Subcontractors and manufacturers within the United States understand full well that the custom-made molds, dies and production tools they make, or design, on behalf of their end-user customers, is ultimately owned by those same customers. However, this isn’t necessarily the case when it comes to China manufacturing. In fact, many Chinese manufacturers are known for taking liberties with their US-based and worldwide customers. Ultimately, there isn’t always the same regard for the buyer-seller relationship as there might be here in North America.
The manufacturing tools your company pays for doesn’t mean the Chinese company that made them won’t try to sell them, use them, or even outsource their use to other customers.
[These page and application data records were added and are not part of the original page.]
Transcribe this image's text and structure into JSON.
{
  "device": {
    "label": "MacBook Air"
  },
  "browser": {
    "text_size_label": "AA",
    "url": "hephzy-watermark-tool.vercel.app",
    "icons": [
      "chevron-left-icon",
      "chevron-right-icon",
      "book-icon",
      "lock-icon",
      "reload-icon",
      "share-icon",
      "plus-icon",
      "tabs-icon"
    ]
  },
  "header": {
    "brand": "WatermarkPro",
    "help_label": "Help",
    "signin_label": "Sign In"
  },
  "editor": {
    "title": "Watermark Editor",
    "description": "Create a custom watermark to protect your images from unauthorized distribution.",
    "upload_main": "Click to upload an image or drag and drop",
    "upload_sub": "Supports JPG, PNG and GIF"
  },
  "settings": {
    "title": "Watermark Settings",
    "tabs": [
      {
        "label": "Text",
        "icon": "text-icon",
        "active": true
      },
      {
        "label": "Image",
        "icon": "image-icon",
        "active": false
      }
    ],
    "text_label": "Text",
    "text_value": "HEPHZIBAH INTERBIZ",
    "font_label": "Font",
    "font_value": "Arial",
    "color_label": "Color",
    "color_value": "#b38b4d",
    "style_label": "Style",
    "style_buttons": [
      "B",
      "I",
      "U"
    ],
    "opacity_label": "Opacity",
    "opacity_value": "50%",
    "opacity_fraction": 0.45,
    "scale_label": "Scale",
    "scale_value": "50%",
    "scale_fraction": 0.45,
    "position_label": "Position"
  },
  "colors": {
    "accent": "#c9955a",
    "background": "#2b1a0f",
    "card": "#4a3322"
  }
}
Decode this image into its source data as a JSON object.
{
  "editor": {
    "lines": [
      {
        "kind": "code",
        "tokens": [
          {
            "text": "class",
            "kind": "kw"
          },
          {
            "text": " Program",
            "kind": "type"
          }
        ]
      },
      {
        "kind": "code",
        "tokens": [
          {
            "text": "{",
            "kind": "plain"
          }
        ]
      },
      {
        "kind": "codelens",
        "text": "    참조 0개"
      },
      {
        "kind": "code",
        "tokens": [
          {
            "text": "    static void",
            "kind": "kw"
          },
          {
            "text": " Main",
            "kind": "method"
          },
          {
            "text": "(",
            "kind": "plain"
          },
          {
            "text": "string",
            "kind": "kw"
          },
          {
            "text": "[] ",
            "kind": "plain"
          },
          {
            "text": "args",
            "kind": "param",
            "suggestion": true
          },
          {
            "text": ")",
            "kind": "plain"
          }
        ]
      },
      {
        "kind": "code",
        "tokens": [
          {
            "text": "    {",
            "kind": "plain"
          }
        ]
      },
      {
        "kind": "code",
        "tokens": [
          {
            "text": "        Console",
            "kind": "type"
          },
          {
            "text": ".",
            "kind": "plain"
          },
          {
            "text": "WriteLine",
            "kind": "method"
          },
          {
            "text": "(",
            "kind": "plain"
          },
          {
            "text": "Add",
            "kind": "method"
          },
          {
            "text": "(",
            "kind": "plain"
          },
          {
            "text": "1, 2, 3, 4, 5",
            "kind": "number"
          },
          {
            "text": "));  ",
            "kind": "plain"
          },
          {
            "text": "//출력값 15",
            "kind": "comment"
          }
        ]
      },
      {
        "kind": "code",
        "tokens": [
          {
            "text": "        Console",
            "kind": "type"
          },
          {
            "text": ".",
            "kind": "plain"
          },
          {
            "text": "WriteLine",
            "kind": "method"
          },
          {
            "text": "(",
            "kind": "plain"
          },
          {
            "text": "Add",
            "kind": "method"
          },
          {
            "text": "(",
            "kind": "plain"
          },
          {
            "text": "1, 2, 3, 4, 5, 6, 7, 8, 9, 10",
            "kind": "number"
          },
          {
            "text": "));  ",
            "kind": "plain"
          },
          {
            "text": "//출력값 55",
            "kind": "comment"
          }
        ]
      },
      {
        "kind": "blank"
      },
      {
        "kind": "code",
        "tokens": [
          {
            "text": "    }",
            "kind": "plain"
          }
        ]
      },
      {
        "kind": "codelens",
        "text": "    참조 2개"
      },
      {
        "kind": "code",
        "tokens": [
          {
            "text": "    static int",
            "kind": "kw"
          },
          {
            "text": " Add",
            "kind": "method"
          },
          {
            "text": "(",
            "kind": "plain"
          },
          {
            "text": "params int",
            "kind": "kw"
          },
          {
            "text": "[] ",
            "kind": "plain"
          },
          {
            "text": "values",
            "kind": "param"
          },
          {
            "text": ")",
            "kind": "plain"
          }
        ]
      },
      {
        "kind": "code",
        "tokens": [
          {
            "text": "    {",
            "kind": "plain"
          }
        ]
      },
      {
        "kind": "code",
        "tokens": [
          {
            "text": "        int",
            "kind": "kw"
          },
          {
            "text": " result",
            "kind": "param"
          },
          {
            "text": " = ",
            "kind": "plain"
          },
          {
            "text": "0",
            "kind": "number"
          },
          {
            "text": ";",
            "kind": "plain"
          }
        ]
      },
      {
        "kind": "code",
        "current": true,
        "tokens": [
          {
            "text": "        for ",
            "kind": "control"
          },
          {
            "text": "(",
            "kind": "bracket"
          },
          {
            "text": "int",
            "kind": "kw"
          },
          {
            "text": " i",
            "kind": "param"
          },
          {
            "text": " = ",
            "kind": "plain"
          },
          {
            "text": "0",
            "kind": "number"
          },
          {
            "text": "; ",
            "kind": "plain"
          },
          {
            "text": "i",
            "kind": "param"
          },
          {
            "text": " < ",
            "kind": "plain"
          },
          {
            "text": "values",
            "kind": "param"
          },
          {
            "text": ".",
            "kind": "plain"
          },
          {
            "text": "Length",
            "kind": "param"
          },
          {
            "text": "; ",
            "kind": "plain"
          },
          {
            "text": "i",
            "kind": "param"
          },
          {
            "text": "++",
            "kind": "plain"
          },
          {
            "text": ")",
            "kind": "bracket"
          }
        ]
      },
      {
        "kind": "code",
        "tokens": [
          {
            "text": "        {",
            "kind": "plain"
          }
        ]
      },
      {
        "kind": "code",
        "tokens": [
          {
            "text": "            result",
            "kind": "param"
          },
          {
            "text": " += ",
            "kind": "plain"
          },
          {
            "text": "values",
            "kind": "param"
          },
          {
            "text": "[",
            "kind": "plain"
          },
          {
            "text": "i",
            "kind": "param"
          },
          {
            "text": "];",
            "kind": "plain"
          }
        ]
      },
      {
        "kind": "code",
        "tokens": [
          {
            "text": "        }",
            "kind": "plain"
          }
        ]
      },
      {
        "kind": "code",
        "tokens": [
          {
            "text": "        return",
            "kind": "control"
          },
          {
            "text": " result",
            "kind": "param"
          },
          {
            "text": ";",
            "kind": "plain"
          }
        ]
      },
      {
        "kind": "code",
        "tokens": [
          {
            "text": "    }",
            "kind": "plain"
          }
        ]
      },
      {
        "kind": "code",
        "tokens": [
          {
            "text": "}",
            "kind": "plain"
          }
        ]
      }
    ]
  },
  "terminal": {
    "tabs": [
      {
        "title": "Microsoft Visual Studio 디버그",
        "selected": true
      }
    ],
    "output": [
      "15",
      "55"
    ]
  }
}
In fact, it’s common for companies to see their custom-made tools and molds available for purchase or rent on websites like www.made-in-china.com and www.alibaba.com, two websites known for linking buyers worldwide with low-cost Chinese molds, dies and tools. It’s a common practice and one your company must be aware of.
China manufacturing has come a long way, both in terms of efficiency and speed of response. Benefiting from their lower costs of production is a solid decision, especially when one considers just how far China manufacturing has advanced in terms of production throughput and overall product quality. In fact, while China still lags behind the USA in terms of overall productivity, Chinese manufacturers have gained substantial ground in terms of production throughput when compared to many western countries.
This increase in production throughput, coupled with their low labor cost, makes China a viable outsourcing alternative. However, protecting your company’s interests is your most important priority. To help, here are a few things to consider when purchasing molds and dies from China.
#1) Exclusivity: Make sure your Chinese manufacturer provides you with exclusivity on the molds, dies and production tools they are making. If their intentions are dishonest, then you’ll immediately notice them become apprehensive in granting this request. If they show any concern, then it might be a sign that they may have ulterior motives.
#2) Contractual Agreements: Make sure your supply contracts are signed and that they stipulate liabilities for both parties relative to any breach of contract. While it is sometimes hard to enforce these agreements, the fact that a Chinese manufacturer is willing to sign an agreement implies they are better than other suppliers who would not sign one.
#3) Back-End Rebate: If you aren’t as concerned about whether your company has exclusivity on the mold, then make sure you get a back-end rebate on the initial upfront cost of the tools you’ve purchased. In this case, you can request that the Chinese manufacturer provide you with a discount on each unit you purchase from them until you’ve accrued the original cost of the molds and tools.
It certainly makes sense to outsource manufacturing to China. Having dies, molds and everyday production tools made by Chinese manufacturers will help lower your overall costs. After all, moving production overseas is a trend that started well over a decade ago and it’s one that continues to this day. However, you must protect your company’s position moving forward, and the easiest way to do that is to contact ITI. We know how to work with China manufacturers so that your company and products are in good hands.